It boggles my mind that nothing I've read so far on about Pope Francis and Kim Davis has come from a compassionate point of view. Almost all the articles have focused on whether or not Pope Francis was “tricked” into meeting with Davis. Many have screamed foul that a pope who has publicly supported non-judgment of homosexuals was actually a secret supporter of conservative reform movements.
I haven’t read anything that brings up the "love thy enemy" idea that Jesus himself seemed to be a fan of. In Matthew 5:44, Jesus is quoted as stating, “But I tell you, love your enemies and pray for those who persecute you” (NIV). To me, if Pope Francis was doing the Biblically Christian thing, meeting with his enemy and praying for her was completely in line with the work set forth for him by Jesus. Kim Davis is a human being, albeit a misguided one at this point. By speaking to her and/or praying for her, the Pope could have been hoping to change her heart on a much deeper level than just this issue. It takes a brave soul to face one’s enemy in peace rather than just throwing insults from behind the safety of an internet wall.
Davis claims that the Pope told her to "stay strong" which may also be taken completely out of context. Any of us who were in such a harsh national spotlight as she is would be under tremendous stress. It's the kind of thing that leads many people to commit suicide, something the Catholic Church is very much against. Staying strong may simply be a reminder to her not to give in to the negativity that is surrounding her. I certainly don't deny that Davis is attracting negativity to her through her own thoughts and actions, but she is still a human being who could learn, change and grow from this experience.
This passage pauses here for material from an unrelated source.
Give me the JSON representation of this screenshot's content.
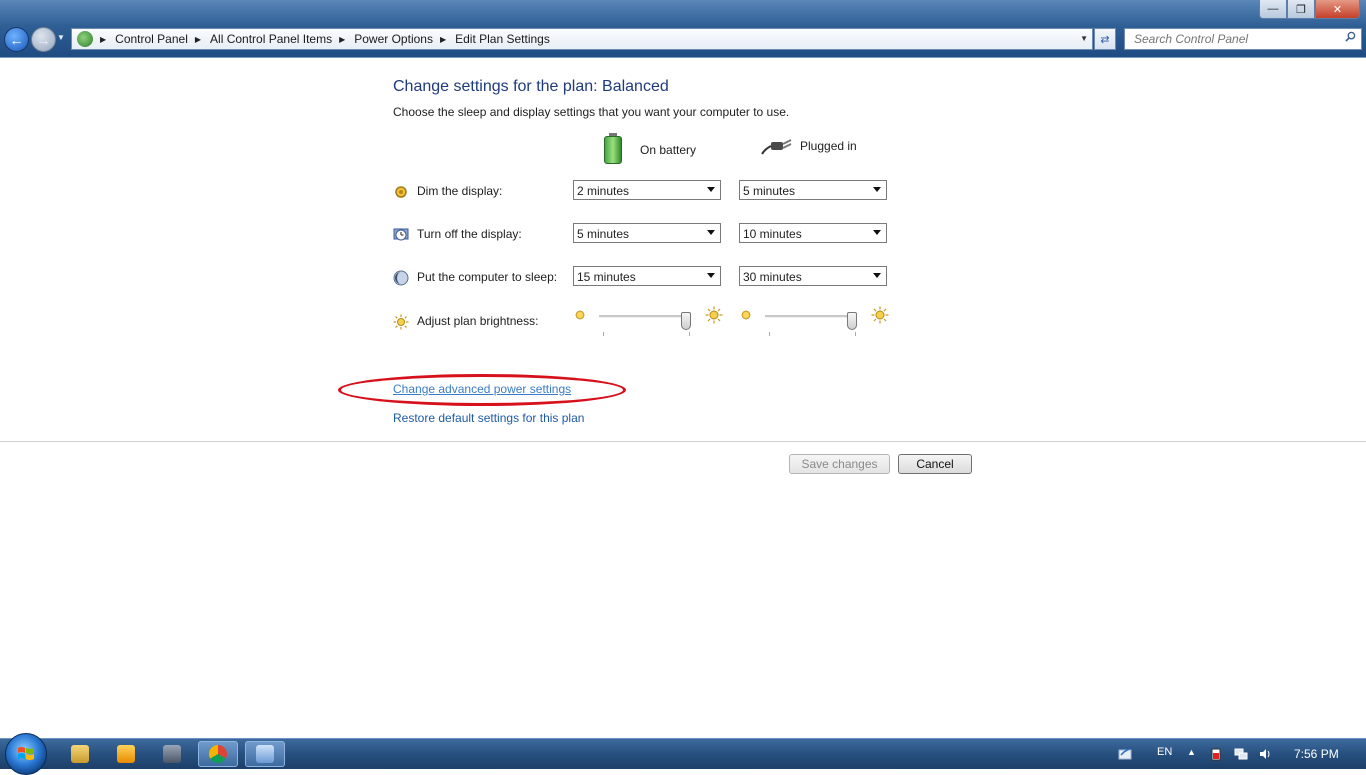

There seems to be a lot of amnesia around the Biblical stories of Jesus meeting with outcasts of his society; Pope Francis and Davis meeting certainly could fit into that image as well. Jesus helped the blind, the deaf, the lepers, the lame, the dead and the poor (Luke 7: 21-23). Jesus commanded his disciples to love one another (John 13:34). Jesus sang the praises of the Samaritan traveler who reached out in mercy to the Jew who had been beaten and robbed even though Samaritans and Jews were not on friendly terms (Luke 10:29-37). Furthermore, rather than encouraging the stoning of an adulterous woman, Jesus encouraged those without sin to throw the first stone (John 8:5-11). He was not afraid of working with the outcasts of his society and showing them compassion and forgiveness. By meeting with someone who is an unpopular outcast in our modern society, Pope Francis has laid an example for bridging divides and helping find peaceful resolution with those like Kim Davis who are filled with anger, hatred, and bitterness but who erroneously pinpoint their very human actions on God.
© 2015 Elizabeth Galen, Ph.D., Green Heart Guidance, LLC